In the yards of 50,000 Kent County homes, simple networks of tanks, pipe and gravel handle millions of gallons of waste, the dirty stuff that's flushed down toilets, poured through drains and pumped out of washing machines.
Meanwhile, in Lansing, two West Michigan lawmakers have introduced bills, one calling for mandatory checks of the state's 1.2 million systems and the other, by Sen. Patty Birkholz, R-Saugatuck, requiring inspections when a property changes hands.

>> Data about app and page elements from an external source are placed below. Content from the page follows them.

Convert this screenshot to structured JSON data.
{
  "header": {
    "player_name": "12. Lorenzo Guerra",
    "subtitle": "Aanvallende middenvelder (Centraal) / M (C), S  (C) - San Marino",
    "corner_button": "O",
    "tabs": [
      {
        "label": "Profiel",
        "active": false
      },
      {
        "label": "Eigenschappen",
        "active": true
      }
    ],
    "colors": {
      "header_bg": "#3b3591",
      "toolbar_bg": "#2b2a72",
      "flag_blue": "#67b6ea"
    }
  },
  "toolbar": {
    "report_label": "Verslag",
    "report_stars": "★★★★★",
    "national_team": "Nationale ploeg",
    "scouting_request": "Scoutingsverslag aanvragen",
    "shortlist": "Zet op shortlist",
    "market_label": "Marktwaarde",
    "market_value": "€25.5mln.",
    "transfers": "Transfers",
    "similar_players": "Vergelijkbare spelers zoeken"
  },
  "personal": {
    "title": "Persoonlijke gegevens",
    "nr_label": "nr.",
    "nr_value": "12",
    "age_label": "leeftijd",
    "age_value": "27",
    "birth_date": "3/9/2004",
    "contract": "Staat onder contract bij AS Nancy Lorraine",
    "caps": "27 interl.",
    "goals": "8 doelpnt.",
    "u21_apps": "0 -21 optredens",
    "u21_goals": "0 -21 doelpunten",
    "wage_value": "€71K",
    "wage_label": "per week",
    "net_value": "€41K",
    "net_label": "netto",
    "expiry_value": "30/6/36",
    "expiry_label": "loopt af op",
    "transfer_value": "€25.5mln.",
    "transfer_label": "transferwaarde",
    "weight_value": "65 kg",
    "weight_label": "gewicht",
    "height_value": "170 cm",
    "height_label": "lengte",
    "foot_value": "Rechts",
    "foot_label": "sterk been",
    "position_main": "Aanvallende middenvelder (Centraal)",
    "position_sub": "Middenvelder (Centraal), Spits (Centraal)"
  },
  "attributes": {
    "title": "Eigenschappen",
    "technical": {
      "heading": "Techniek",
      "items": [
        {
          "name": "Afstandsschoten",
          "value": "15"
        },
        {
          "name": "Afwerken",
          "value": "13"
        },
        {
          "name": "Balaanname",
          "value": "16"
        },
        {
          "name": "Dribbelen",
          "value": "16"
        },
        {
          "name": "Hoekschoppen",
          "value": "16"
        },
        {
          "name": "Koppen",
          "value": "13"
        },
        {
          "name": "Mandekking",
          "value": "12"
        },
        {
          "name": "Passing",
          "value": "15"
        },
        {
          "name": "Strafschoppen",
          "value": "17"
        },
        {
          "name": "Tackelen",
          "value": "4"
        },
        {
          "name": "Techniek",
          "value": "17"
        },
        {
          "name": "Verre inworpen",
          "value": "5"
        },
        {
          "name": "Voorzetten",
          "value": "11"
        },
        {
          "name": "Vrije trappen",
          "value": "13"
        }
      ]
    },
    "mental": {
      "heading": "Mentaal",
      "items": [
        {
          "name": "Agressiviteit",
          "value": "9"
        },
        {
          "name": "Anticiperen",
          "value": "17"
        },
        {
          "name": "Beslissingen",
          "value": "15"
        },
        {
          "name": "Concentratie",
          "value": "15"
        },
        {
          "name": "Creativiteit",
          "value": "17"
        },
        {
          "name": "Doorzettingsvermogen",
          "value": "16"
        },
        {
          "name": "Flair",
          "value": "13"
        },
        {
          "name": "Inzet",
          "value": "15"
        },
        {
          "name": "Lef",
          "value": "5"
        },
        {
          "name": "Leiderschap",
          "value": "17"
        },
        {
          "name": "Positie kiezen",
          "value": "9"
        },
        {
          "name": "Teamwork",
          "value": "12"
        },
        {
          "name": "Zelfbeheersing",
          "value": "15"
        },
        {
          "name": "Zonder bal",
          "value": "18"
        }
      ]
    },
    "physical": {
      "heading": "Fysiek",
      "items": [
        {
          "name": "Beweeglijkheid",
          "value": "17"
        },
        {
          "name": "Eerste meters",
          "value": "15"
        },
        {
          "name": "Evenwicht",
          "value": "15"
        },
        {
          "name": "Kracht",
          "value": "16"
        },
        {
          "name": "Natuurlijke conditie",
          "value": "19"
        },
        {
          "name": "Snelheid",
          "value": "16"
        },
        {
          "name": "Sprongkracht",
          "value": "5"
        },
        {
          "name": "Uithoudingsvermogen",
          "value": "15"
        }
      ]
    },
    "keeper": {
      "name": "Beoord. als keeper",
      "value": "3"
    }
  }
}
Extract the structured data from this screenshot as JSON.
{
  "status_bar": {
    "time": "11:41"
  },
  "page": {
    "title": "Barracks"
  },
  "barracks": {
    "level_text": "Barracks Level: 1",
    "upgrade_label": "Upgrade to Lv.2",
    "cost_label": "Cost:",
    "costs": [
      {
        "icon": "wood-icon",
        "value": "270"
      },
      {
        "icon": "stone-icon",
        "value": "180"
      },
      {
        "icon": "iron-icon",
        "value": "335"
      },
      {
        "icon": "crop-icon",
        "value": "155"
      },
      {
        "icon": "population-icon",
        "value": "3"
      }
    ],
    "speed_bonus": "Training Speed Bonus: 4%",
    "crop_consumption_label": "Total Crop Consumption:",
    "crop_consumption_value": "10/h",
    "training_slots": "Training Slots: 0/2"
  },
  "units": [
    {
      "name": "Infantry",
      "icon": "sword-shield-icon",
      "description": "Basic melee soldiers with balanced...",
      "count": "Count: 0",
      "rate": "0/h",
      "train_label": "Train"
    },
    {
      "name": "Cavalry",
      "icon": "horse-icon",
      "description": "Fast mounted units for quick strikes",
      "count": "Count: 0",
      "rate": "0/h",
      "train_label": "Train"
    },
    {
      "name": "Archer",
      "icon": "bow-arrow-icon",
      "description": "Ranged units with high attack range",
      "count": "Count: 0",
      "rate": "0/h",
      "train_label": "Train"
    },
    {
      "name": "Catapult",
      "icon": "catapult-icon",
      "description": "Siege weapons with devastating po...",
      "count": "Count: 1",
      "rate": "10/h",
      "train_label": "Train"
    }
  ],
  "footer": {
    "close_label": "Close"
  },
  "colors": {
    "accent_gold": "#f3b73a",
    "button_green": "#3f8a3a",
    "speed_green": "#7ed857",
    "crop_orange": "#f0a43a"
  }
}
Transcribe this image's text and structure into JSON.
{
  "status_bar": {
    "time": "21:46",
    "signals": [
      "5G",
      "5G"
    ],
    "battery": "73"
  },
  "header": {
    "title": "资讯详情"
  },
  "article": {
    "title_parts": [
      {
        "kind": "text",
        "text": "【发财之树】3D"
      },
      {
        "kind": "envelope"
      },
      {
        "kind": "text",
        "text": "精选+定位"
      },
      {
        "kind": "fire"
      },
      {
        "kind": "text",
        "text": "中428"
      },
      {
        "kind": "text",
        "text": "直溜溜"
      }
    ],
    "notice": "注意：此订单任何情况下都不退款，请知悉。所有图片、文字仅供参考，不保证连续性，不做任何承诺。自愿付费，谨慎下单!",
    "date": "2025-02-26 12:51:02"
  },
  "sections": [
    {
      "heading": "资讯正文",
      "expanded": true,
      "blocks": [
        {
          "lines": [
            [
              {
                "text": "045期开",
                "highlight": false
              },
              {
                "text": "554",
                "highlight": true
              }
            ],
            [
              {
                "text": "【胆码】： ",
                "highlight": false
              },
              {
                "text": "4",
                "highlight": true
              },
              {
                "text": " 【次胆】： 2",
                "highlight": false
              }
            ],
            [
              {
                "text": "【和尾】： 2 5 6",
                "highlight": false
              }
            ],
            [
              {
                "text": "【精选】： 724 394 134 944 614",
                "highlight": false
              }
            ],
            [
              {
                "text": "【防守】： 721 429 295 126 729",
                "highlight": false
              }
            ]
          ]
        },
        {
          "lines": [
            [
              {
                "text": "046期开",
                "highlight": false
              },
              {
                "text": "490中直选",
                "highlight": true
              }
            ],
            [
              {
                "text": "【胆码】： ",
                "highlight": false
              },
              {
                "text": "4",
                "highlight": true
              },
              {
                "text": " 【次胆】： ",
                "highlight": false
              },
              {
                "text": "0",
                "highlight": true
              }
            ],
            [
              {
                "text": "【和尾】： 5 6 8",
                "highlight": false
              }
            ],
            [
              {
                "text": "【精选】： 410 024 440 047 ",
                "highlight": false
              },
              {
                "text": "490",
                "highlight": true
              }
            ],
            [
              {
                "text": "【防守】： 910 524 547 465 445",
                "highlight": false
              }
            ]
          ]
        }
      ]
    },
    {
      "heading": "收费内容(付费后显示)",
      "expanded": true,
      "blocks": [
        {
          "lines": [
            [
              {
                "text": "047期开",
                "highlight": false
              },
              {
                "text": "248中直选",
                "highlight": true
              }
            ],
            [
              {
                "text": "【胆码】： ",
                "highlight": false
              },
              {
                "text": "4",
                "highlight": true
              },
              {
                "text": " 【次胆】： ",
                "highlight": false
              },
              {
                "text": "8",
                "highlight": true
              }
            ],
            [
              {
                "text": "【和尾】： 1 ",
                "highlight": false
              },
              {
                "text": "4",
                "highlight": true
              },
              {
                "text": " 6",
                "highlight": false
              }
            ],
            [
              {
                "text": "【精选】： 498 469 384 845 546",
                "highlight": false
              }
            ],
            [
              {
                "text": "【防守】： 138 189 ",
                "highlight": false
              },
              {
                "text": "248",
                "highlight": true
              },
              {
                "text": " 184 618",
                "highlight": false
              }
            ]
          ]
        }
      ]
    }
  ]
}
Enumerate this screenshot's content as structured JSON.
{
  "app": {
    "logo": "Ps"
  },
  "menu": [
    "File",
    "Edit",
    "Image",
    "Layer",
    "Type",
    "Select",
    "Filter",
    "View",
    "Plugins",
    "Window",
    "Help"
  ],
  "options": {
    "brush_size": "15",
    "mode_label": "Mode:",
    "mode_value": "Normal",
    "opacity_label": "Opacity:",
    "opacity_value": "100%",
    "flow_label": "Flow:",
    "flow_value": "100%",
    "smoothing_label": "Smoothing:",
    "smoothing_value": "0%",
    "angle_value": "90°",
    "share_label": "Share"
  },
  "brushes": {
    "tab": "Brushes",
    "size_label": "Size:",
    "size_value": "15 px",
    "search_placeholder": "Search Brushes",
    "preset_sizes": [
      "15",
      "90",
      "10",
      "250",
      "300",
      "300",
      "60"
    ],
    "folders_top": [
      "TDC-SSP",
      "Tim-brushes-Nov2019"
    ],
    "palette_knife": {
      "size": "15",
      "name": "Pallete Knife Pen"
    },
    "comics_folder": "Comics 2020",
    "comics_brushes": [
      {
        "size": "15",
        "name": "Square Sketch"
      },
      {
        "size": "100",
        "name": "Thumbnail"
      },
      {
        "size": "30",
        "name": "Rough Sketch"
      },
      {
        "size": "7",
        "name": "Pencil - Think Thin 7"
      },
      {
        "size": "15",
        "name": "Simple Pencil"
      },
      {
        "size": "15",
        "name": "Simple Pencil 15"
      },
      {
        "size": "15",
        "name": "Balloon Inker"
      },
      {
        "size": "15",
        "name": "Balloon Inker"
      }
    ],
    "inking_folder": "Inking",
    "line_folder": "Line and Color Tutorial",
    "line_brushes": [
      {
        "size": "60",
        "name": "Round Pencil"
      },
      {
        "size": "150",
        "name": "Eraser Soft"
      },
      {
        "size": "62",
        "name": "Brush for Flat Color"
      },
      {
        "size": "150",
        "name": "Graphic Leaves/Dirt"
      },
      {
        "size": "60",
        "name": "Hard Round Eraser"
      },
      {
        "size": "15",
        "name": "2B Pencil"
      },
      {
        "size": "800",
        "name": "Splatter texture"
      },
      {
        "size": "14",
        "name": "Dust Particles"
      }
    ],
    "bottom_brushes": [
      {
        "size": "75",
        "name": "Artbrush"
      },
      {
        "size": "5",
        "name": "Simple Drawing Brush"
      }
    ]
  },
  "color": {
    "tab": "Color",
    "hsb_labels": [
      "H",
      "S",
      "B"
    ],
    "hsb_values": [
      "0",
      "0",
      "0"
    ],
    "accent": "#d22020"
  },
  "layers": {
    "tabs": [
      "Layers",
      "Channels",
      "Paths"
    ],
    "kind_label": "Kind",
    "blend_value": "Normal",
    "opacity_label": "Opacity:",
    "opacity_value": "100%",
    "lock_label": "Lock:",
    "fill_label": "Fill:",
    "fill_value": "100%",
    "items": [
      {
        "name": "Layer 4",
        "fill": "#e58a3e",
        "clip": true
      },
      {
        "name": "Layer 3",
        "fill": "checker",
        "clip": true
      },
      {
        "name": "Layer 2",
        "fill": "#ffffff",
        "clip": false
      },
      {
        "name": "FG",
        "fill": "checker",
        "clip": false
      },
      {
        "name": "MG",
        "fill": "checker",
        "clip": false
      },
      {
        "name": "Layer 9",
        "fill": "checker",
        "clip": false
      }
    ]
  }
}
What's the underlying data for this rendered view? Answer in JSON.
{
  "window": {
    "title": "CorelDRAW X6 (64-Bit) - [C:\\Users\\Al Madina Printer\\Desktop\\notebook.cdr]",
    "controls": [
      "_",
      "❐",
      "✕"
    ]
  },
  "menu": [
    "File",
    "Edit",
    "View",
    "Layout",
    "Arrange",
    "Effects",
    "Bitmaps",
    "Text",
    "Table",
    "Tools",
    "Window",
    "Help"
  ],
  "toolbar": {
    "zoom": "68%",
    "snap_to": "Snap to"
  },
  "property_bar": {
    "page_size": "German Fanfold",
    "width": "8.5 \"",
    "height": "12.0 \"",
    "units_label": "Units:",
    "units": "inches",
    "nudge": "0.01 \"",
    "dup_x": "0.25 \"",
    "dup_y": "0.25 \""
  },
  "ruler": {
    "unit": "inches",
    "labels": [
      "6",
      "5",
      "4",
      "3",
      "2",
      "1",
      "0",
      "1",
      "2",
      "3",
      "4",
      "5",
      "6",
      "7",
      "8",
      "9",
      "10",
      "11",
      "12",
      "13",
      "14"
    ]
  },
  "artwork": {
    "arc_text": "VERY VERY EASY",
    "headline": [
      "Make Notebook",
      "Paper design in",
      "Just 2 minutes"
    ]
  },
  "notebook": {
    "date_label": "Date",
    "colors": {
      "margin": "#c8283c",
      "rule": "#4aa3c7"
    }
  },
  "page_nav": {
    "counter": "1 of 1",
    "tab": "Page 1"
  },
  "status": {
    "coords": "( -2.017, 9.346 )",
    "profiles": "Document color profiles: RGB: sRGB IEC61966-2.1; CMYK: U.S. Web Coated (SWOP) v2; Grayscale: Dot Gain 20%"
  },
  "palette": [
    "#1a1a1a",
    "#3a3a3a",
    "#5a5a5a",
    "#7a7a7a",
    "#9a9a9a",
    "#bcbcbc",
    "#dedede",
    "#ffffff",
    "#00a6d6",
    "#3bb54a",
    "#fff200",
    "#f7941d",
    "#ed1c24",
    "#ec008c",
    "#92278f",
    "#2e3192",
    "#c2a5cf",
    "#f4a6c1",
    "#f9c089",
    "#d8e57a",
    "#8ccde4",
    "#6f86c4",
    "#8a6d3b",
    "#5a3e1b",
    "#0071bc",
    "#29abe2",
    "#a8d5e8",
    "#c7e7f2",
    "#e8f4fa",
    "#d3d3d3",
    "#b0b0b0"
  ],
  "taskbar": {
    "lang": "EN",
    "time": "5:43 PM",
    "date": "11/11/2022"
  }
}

"I'm going to take a lot of heat for this, but I want to get the dialogue going," said Rep. David Farhat, R-Fruitport, who is sponsoring the broader legislation. "As a home builder, I see people moving from the cities, where they had public sewer. They flush the toilet now and never worry about it again. You just can't do that on a septic system," he said.